**Required work**
Pull each line holding the word "plus" from the data.

**The data**
□ □ □

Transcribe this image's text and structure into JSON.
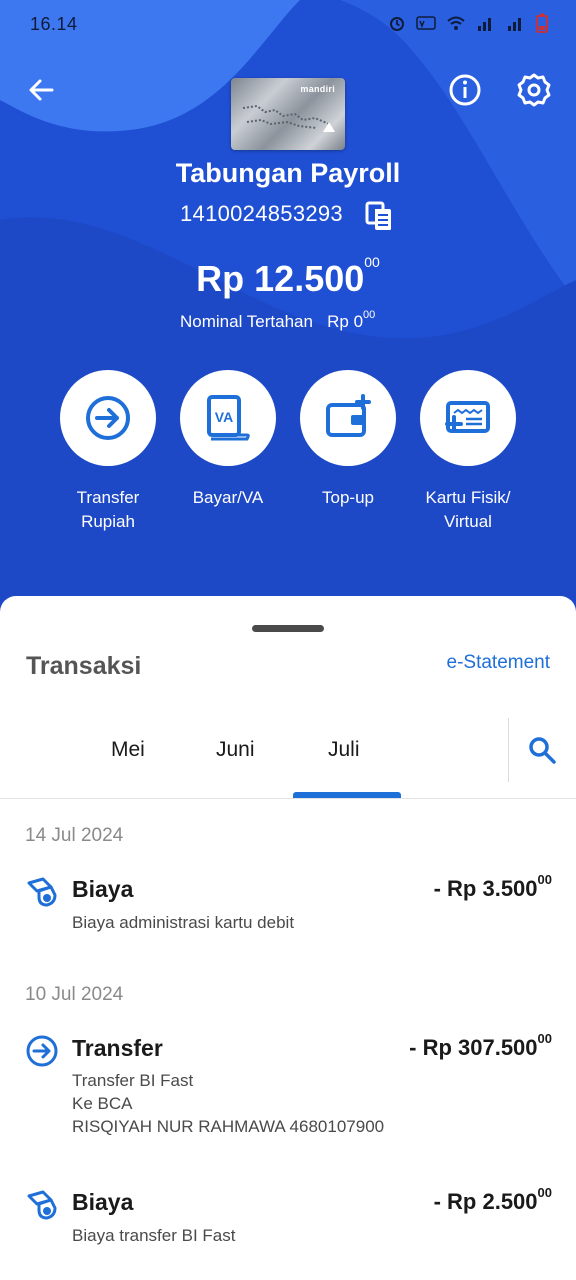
{
  "status_bar": {
    "time": "16.14"
  },
  "colors": {
    "primary": "#1f4fd3",
    "accent": "#1f6fd9",
    "text_dark": "#1a1a1a"
  },
  "account": {
    "name": "Tabungan Payroll",
    "number": "1410024853293",
    "balance_main": "Rp 12.500",
    "balance_cents": "00",
    "hold_label": "Nominal Tertahan",
    "hold_value": "Rp 0",
    "hold_cents": "00",
    "card_brand": "mandiri"
  },
  "actions": [
    {
      "label": "Transfer Rupiah",
      "icon": "transfer-icon"
    },
    {
      "label": "Bayar/VA",
      "icon": "va-icon"
    },
    {
      "label": "Top-up",
      "icon": "wallet-plus-icon"
    },
    {
      "label": "Kartu Fisik/ Virtual",
      "icon": "card-plus-icon"
    }
  ],
  "transactions_panel": {
    "title": "Transaksi",
    "estatement_label": "e-Statement",
    "tabs": [
      "Mei",
      "Juni",
      "Juli"
    ],
    "active_tab": "Juli"
  },
  "transaction_groups": [
    {
      "date": "14 Jul 2024",
      "items": [
        {
          "type": "Biaya",
          "amount": "- Rp 3.500",
          "cents": "00",
          "desc": [
            "Biaya administrasi kartu debit"
          ],
          "icon": "fee-icon"
        }
      ]
    },
    {
      "date": "10 Jul 2024",
      "items": [
        {
          "type": "Transfer",
          "amount": "- Rp 307.500",
          "cents": "00",
          "desc": [
            "Transfer BI Fast",
            "Ke BCA",
            "RISQIYAH NUR RAHMAWA 4680107900"
          ],
          "icon": "transfer-icon"
        },
        {
          "type": "Biaya",
          "amount": "- Rp 2.500",
          "cents": "00",
          "desc": [
            "Biaya transfer BI Fast"
          ],
          "icon": "fee-icon"
        }
      ]
    }
  ]
}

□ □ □

**Answer space**
      "icon": "wallet-plus-icon"
      "icon": "card-plus-icon"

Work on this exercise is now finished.